av8rmsu

Well-Known Member
WOW

That is a great chart. I had no idea that non-standard temperature had that much effect on altitude.
 

MidlifeFlyer

Well-Known Member
[ QUOTE ]
If you set the correct altimeter setting, your altimeter will read the correct altitude when on the airport surface. This is not the problem. The problem is that if non-standard temperature exist, at any altitude above the surface your altimeter will be in error.

We have all heard that atmospheric pressure decreases by about 1" Hg per 1,000' increase in altitude.

[/ QUOTE ]Great answer. That's the whole point. Let's separate temperature from pressure for a moment.

An altimeter is set to correspond with an altitude on the ground. In the air, it =assumes= that the standard pressure lapse rate is correct. The needles move at the rate of 1000' for each 1" of static pressure change. The problem with the assumption is that the lapse rate that day might =not= be 1"/1000'.

The altimeter that reads 3000' =isn't= saying "you're 3000' above sea level. " It's saying, "Based on the sea level pressure setting you put into the Kollsman window, the static pressure here is 3" lower."
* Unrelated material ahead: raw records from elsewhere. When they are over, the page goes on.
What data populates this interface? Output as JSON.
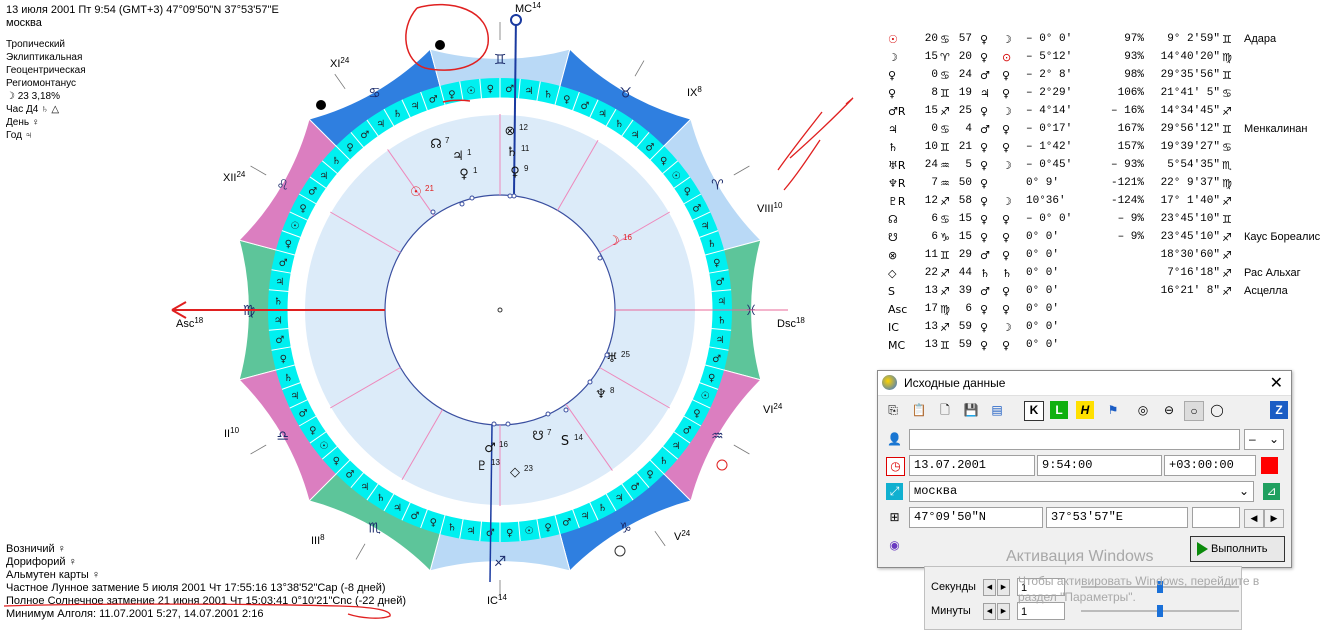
{
  "header": {
    "line1": "13 июля 2001   Пт   9:54 (GMT+3) 47°09'50\"N  37°53'57\"E",
    "line2": "москва"
  },
  "settings": [
    "Тропический",
    "Эклиптикальная",
    "Геоцентрическая",
    "Региомонтанус"
  ],
  "moon_phase": "☽   23 3,18%",
  "hour": "Час Д4 ♄ △",
  "day": "День ♀",
  "year": "Год ♃",
  "bottom": {
    "vozn": "Возничий ♀",
    "dorif": "Дорифорий ♀",
    "almuten": "Альмутен карты ♀",
    "lunar": "Частное Лунное затмение 5 июля 2001 Чт 17:55:16 13°38'52\"Cap (-8 дней)",
    "solar": "Полное Солнечное затмение 21 июня 2001 Чт 15:03:41  0°10'21\"Cnc (-22 дней)",
    "algol": "Минимум Алголя: 11.07.2001  5:27,  14.07.2001  2:16"
  },
  "chart": {
    "house_labels": [
      {
        "text": "MC",
        "sup": "14"
      },
      {
        "text": "IX",
        "sup": "8"
      },
      {
        "text": "VIII",
        "sup": "10"
      },
      {
        "text": "Dsc",
        "sup": "18"
      },
      {
        "text": "VI",
        "sup": "24"
      },
      {
        "text": "V",
        "sup": "24"
      },
      {
        "text": "IC",
        "sup": "14"
      },
      {
        "text": "III",
        "sup": "8"
      },
      {
        "text": "II",
        "sup": "10"
      },
      {
        "text": "Asc",
        "sup": "18"
      },
      {
        "text": "XII",
        "sup": "24"
      },
      {
        "text": "XI",
        "sup": "24"
      }
    ],
    "inner_planets": [
      {
        "glyph": "☉",
        "deg": "21"
      },
      {
        "glyph": "☊",
        "deg": "7"
      },
      {
        "glyph": "♃",
        "deg": "1"
      },
      {
        "glyph": "♀",
        "deg": "1"
      },
      {
        "glyph": "⊗",
        "deg": "12"
      },
      {
        "glyph": "♄",
        "deg": "11"
      },
      {
        "glyph": "♀",
        "deg": "9"
      },
      {
        "glyph": "☽",
        "deg": "16"
      },
      {
        "glyph": "♅",
        "deg": "25"
      },
      {
        "glyph": "♆",
        "deg": "8"
      },
      {
        "glyph": "☋",
        "deg": "7"
      },
      {
        "glyph": "S",
        "deg": "14"
      },
      {
        "glyph": "♂",
        "deg": "16"
      },
      {
        "glyph": "♇",
        "deg": "13"
      },
      {
        "glyph": "◇",
        "deg": "23"
      }
    ],
    "retro_mark": "R",
    "asc_moon_glyph": "☽",
    "colors": {
      "blue": "#2f7fe0",
      "lightblue": "#b9d9f6",
      "green": "#5dc59a",
      "pink": "#db7ec0",
      "cyan": "#00f0f0",
      "fill": "#dcebf9",
      "red": "#e02020"
    }
  },
  "planets": [
    {
      "sym": "☉",
      "deg": "20",
      "sign": "♋",
      "min": "57",
      "ruler": "♀",
      "asp": "☽",
      "orb": "– 0° 0'",
      "pct": "97%",
      "pos": "9° 2'59\"",
      "psign": "♊",
      "star": "Адара"
    },
    {
      "sym": "☽",
      "deg": "15",
      "sign": "♈",
      "min": "20",
      "ruler": "♀",
      "asp": "⊙",
      "orb": "– 5°12'",
      "pct": "93%",
      "pos": "14°40'20\"",
      "psign": "♍",
      "star": ""
    },
    {
      "sym": "♀",
      "deg": "0",
      "sign": "♋",
      "min": "24",
      "ruler": "♂",
      "asp": "♀",
      "orb": "– 2° 8'",
      "pct": "98%",
      "pos": "29°35'56\"",
      "psign": "♊",
      "star": ""
    },
    {
      "sym": "♀",
      "deg": "8",
      "sign": "♊",
      "min": "19",
      "ruler": "♃",
      "asp": "♀",
      "orb": "– 2°29'",
      "pct": "106%",
      "pos": "21°41' 5\"",
      "psign": "♋",
      "star": ""
    },
    {
      "sym": "♂R",
      "deg": "15",
      "sign": "♐",
      "min": "25",
      "ruler": "♀",
      "asp": "☽",
      "orb": "– 4°14'",
      "pct": "– 16%",
      "pos": "14°34'45\"",
      "psign": "♐",
      "star": ""
    },
    {
      "sym": "♃",
      "deg": "0",
      "sign": "♋",
      "min": "4",
      "ruler": "♂",
      "asp": "♀",
      "orb": "– 0°17'",
      "pct": "167%",
      "pos": "29°56'12\"",
      "psign": "♊",
      "star": "Менкалинан"
    },
    {
      "sym": "♄",
      "deg": "10",
      "sign": "♊",
      "min": "21",
      "ruler": "♀",
      "asp": "♀",
      "orb": "– 1°42'",
      "pct": "157%",
      "pos": "19°39'27\"",
      "psign": "♋",
      "star": ""
    },
    {
      "sym": "♅R",
      "deg": "24",
      "sign": "♒",
      "min": "5",
      "ruler": "♀",
      "asp": "☽",
      "orb": "– 0°45'",
      "pct": "– 93%",
      "pos": "5°54'35\"",
      "psign": "♏",
      "star": ""
    },
    {
      "sym": "♆R",
      "deg": "7",
      "sign": "♒",
      "min": "50",
      "ruler": "♀",
      "asp": "",
      "orb": "0° 9'",
      "pct": "-121%",
      "pos": "22° 9'37\"",
      "psign": "♍",
      "star": ""
    },
    {
      "sym": "♇R",
      "deg": "12",
      "sign": "♐",
      "min": "58",
      "ruler": "♀",
      "asp": "☽",
      "orb": "10°36'",
      "pct": "-124%",
      "pos": "17° 1'40\"",
      "psign": "♐",
      "star": ""
    },
    {
      "sym": "☊",
      "deg": "6",
      "sign": "♋",
      "min": "15",
      "ruler": "♀",
      "asp": "♀",
      "orb": "– 0° 0'",
      "pct": "– 9%",
      "pos": "23°45'10\"",
      "psign": "♊",
      "star": ""
    },
    {
      "sym": "☋",
      "deg": "6",
      "sign": "♑",
      "min": "15",
      "ruler": "♀",
      "asp": "♀",
      "orb": "0° 0'",
      "pct": "– 9%",
      "pos": "23°45'10\"",
      "psign": "♐",
      "star": "Каус Бореалис"
    },
    {
      "sym": "⊗",
      "deg": "11",
      "sign": "♊",
      "min": "29",
      "ruler": "♂",
      "asp": "♀",
      "orb": "0° 0'",
      "pct": "",
      "pos": "18°30'60\"",
      "psign": "♐",
      "star": ""
    },
    {
      "sym": "◇",
      "deg": "22",
      "sign": "♐",
      "min": "44",
      "ruler": "♄",
      "asp": "♄",
      "orb": "0° 0'",
      "pct": "",
      "pos": "7°16'18\"",
      "psign": "♐",
      "star": "Рас Альхаг"
    },
    {
      "sym": "S",
      "deg": "13",
      "sign": "♐",
      "min": "39",
      "ruler": "♂",
      "asp": "♀",
      "orb": "0° 0'",
      "pct": "",
      "pos": "16°21' 8\"",
      "psign": "♐",
      "star": "Асцелла"
    },
    {
      "sym": "Asc",
      "deg": "17",
      "sign": "♍",
      "min": "6",
      "ruler": "♀",
      "asp": "♀",
      "orb": "0° 0'",
      "pct": "",
      "pos": "",
      "psign": "",
      "star": ""
    },
    {
      "sym": "IC",
      "deg": "13",
      "sign": "♐",
      "min": "59",
      "ruler": "♀",
      "asp": "☽",
      "orb": "0° 0'",
      "pct": "",
      "pos": "",
      "psign": "",
      "star": ""
    },
    {
      "sym": "MC",
      "deg": "13",
      "sign": "♊",
      "min": "59",
      "ruler": "♀",
      "asp": "♀",
      "orb": "0° 0'",
      "pct": "",
      "pos": "",
      "psign": "",
      "star": ""
    }
  ],
  "dialog": {
    "title": "Исходные данные",
    "name_value": "",
    "gender": "–",
    "date": "13.07.2001",
    "time": "9:54:00",
    "tz": "+03:00:00",
    "place": "москва",
    "lat": "47°09'50\"N",
    "lon": "37°53'57\"E",
    "exec": "Выполнить",
    "toolbar_letters": [
      "K",
      "L",
      "H",
      "Z"
    ]
  },
  "watermark": {
    "title": "Активация Windows",
    "sub1": "Чтобы активировать Windows, перейдите в",
    "sub2": "раздел \"Параметры\"."
  },
  "sliders": {
    "sec_label": "Секунды",
    "sec_value": "1",
    "sec_level": 0.5,
    "min_label": "Минуты",
    "min_value": "1",
    "min_level": 0.5
  }
}
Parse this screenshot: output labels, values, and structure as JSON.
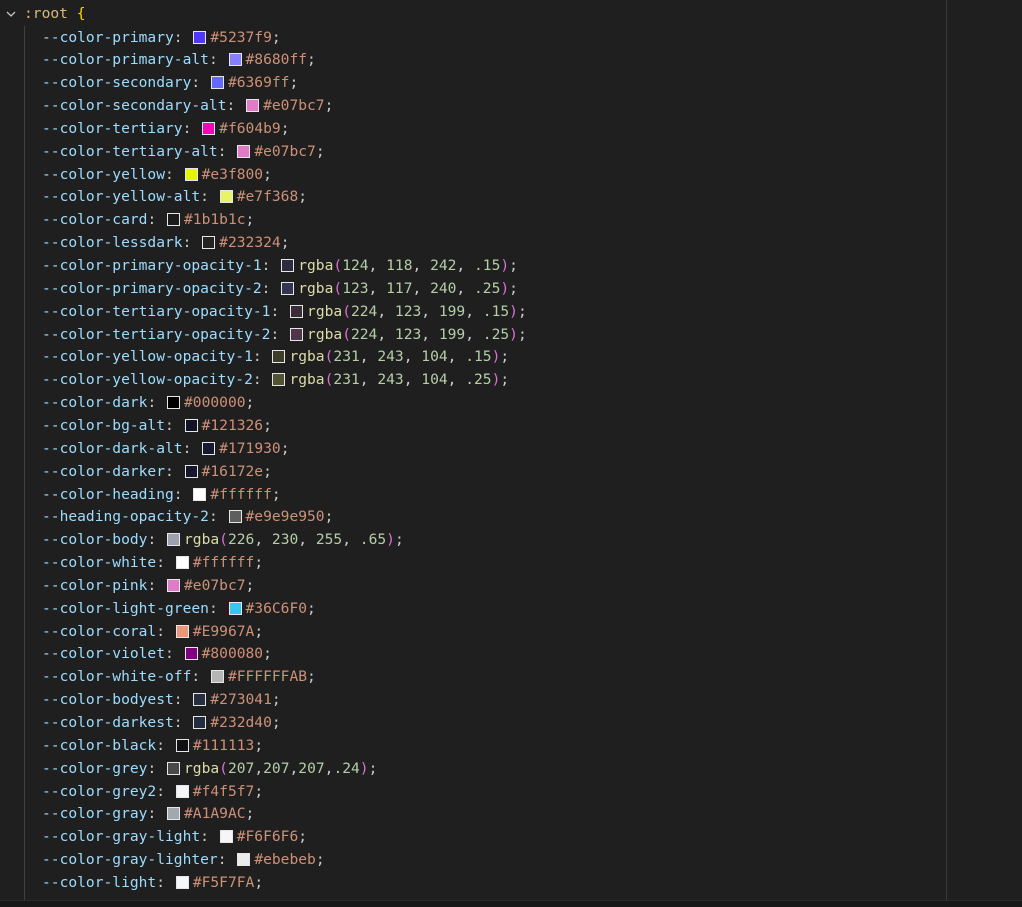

As you pointed out, the problem with the scenario is that the pressure lapse rate may not be standard. If the lapse rate is smaller, the pressure changes coming closer together, that 3" change that makes the altimeter say "3000" will happen at an lower true altitude.
 
Top